Kinesiology Department Partners with Children’s Center to Study Motor Development Skills

Young child holding a ball in a gym

For the last seven years, the Department of Kinesiology has provided students the opportunity to get hands-on learning experience through a human growth and motor learning course and a partnership with the Boise State University Children’s Center.

Kines student teaching kids how to hit a ball with a bat

Spearheaded by Laura Petranek, associate professor in the Department of Kinesiology, the partnership provides kinesiology students in the KINES 375 Human Growth and Motor Learning class an opportunity to observe children at the Children’s Center as they run, hop, slide, jump, kick, catch, throw, and more. This partnership benefits students in the KINES 375 class, as the course is geared towards topics about human movement that involves control and learning, as well as issues surrounding growth and development.
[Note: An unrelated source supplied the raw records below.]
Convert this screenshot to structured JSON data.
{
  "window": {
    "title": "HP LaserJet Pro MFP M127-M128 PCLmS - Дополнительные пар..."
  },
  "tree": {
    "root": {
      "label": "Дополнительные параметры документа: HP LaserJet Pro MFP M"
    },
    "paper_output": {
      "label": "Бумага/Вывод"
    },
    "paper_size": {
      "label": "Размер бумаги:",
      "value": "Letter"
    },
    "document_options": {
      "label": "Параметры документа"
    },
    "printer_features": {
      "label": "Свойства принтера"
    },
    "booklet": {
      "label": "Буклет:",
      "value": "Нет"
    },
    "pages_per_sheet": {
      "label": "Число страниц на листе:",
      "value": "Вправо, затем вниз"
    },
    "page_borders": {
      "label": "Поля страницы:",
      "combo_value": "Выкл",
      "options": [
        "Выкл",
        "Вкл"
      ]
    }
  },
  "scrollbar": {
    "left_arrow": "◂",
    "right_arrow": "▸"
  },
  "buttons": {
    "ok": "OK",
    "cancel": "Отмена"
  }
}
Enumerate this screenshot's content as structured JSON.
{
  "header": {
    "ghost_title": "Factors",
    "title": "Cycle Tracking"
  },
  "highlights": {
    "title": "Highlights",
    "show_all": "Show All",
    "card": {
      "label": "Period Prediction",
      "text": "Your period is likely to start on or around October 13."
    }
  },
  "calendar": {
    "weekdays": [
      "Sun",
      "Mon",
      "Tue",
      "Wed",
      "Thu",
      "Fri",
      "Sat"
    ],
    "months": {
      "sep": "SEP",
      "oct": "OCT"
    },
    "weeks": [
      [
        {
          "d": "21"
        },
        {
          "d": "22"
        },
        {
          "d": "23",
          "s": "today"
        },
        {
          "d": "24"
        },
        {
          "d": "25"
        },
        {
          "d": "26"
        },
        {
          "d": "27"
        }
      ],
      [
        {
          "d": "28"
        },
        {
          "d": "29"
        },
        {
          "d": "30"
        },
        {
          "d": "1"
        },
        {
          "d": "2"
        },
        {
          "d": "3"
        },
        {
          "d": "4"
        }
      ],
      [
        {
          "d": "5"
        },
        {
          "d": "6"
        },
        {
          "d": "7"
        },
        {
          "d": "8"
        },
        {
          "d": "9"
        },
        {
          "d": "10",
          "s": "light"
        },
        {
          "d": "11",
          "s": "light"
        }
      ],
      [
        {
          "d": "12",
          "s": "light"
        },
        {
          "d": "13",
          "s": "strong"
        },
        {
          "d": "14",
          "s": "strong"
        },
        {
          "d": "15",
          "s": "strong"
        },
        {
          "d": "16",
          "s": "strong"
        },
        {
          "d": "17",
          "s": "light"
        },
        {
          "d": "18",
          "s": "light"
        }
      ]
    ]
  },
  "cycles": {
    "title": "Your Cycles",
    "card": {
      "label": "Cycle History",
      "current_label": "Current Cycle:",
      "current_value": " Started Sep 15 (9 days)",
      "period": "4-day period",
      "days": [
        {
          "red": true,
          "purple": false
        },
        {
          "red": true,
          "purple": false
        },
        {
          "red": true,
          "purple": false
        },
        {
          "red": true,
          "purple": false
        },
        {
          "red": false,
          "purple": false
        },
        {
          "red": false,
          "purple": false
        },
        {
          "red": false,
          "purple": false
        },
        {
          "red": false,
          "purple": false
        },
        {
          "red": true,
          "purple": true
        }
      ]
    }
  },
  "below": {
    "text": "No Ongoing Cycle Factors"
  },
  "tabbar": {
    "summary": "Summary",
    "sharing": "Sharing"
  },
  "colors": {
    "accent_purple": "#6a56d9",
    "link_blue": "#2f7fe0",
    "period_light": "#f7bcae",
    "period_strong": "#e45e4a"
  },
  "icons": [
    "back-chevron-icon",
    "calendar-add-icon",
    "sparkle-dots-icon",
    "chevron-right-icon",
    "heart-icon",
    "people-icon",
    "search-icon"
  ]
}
“Partnering with the Children’s Center at Boise State has been mutually beneficial for both the children at the center and the students of the KINES 375 class,” said Petranek. “This experience gives our students an opportunity to learn how to administer the Test of Gross Motor Development, which focuses on six locomotor skills: running, hopping, sliding, jumping, galloping, and leaping and also six object control skills: kicking, throwing, striking, catching, dribbling, and underhand rolling. Kinesiology students are able to observe and interact with children in an applied hands-on way that they don’t normally get to do. The collaboration additionally allows children to interact with other children at the center in a way they usually don’t, by exploring a variety of gross motor skills.”

little girl kicking ball towards kines student

“When these little Broncos get to join kinesiology students in the gym, the children feel a heightened sense of agency as they contribute to the older Broncos’ investigation,” said Heather Lee, director of Boise State’s Children’s Center. “Carrol, age four, from the Children’s Center even mentioned, ‘I am helping the big students learn about how the body works when I run and hop and stretch,’ she shared with a wide grin on her face. They feel the power of knowledge acquisition, and they get to respect their own bodies as awe inspiring biological engines. This is how we cultivate a community of joyful learners on both sides of the learning continuum that move and shake this world.”

“The opportunity to interact with the staff and kids at Boise State’s Children’s Center through assessment of gross motor skills allowed me to translate classroom material to the real-world; providing a meaningful impact on my learning for years to come,” said Nic Hunt, undergraduate kinesiology student. “A primary goal for kinesiology majors is to promote physical activity and create lifelong movers. By assessing motor skills in children, we were able to identify troubling movement patterns to create a better future for the individual by improving all dimensions of health, starting with their physical health.”

-By Taylor Music